Vladimir Putin vowed April 12 to win $500 billion in investment for Russian offshore field development over 30 years to tap the country's full energy potential with the help of foreign expertise.
Putin outlined a broad new and largely business-friendly energy vision whose implementation will be vital to the success of his third term as president following a wave of protests that greeted his March election win.
Russia's president-elect promised to cancel export duties on new projects for its vast and mostly unexploited Arctic shelf and other offshore fields as an incentive for their rapid development.
He also laid down clear guidelines that require 70% to 75% of offshore projects to remain under Russian ownership while relaxing some tax legislation.
And he vitally signaled an imminent change in the rules that permit private Russian players to compete openly for the development of the lucrative fields against the state-owned oil and gas champions Rosneft and Gazprom (IW 1000/20)
"We have to create conditions that are not only more comfortable, predictable and attractive, but also more lucrative than what our competitors can offer," Putin said during a government meeting devoted to energy issues.
"According to our and the experts' estimates, the implementation of shelf projects under these new conditions will help raise around $500 billion in investments over 30 years," news agencies quoted Putin as saying.
The Russian government controls vast swathes of untapped energy fields in the Arctic requiring a level of expertise and technology that both Rosneft and Gazprom lack at this time.
ExxonMobil has since lobbied for cuts in export duties that could help justify the enormous expense of developing the fields.
Putin responded on April 12 by promising to eliminate the payment of all export duties from new fields for the coming 15 years.
"We expect the world's largest corporations to partner with our Russian companies on the shelf," said Putin without naming any specific Western firms.
Private Russian companies with large cash reserves such as Lukoil (IW 1000/24) and TNK-BP have also clamored for the right to compete for the deals.
All private companies -- both Russian and foreign -- currently have to team up with either Rosneft or Gazprom and allow the state firms to control at least 50% of any offshore deal.
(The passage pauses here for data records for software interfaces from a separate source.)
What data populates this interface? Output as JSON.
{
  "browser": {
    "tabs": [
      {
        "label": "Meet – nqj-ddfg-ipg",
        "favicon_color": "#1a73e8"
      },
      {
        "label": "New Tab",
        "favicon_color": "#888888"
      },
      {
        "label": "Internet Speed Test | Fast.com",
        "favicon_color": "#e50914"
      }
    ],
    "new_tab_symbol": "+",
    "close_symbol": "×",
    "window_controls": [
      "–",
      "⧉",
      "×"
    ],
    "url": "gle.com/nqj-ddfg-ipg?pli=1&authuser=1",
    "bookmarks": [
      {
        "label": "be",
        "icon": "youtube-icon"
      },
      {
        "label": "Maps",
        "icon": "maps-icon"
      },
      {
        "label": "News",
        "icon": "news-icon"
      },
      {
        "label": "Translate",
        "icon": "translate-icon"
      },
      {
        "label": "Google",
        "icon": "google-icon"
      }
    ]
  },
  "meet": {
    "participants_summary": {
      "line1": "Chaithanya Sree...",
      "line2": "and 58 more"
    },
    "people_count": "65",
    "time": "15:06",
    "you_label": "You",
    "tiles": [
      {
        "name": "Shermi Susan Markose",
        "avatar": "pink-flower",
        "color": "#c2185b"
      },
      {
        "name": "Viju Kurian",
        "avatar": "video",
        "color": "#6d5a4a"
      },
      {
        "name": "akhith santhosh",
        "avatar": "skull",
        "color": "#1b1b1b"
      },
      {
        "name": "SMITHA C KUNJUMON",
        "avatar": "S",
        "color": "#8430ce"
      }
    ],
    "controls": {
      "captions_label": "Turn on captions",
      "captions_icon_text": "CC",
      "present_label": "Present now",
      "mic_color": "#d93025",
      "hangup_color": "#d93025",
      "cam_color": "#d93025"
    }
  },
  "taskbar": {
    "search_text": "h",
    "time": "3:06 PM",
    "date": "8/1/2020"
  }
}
Analysts say the practice has severely held back Arctic field development because Gazprom is struggling with other major projects while Rosneft is seen as one of the country's most inefficient oil firms.
Putin signaled that a change in current rules was in imminent.
"I have already asked the members of government to think about ways of more effectively inviting purely Russian companies into these projects," said Putin.
The heads of Russia's top private energy companies have recently sent an open letter to Putin requesting broader access to the projects.
Lukoil chief Vagit Alekperov for his part told the Financial Times he felt Putin welcomed broader competition in unexplored energy zones.
Troika Dialogue analyst Valery Nesterov told April 12's Internet edition of the Vedomosti Business Daily that only 3% of Russia's oil was now being developed offshore.
"The global average is around 35%," said Nesterov.
Russian Energy Minister Sergei Shmatko meanwhile said he was working out mechanisms that allow private companies to sell the gas they produce in the Arctic on Russia's strictly controlled market.
"Shelf projects have to be economically viable," Shmatko was quoted as saying.
Copyright Agence France-Presse, 2012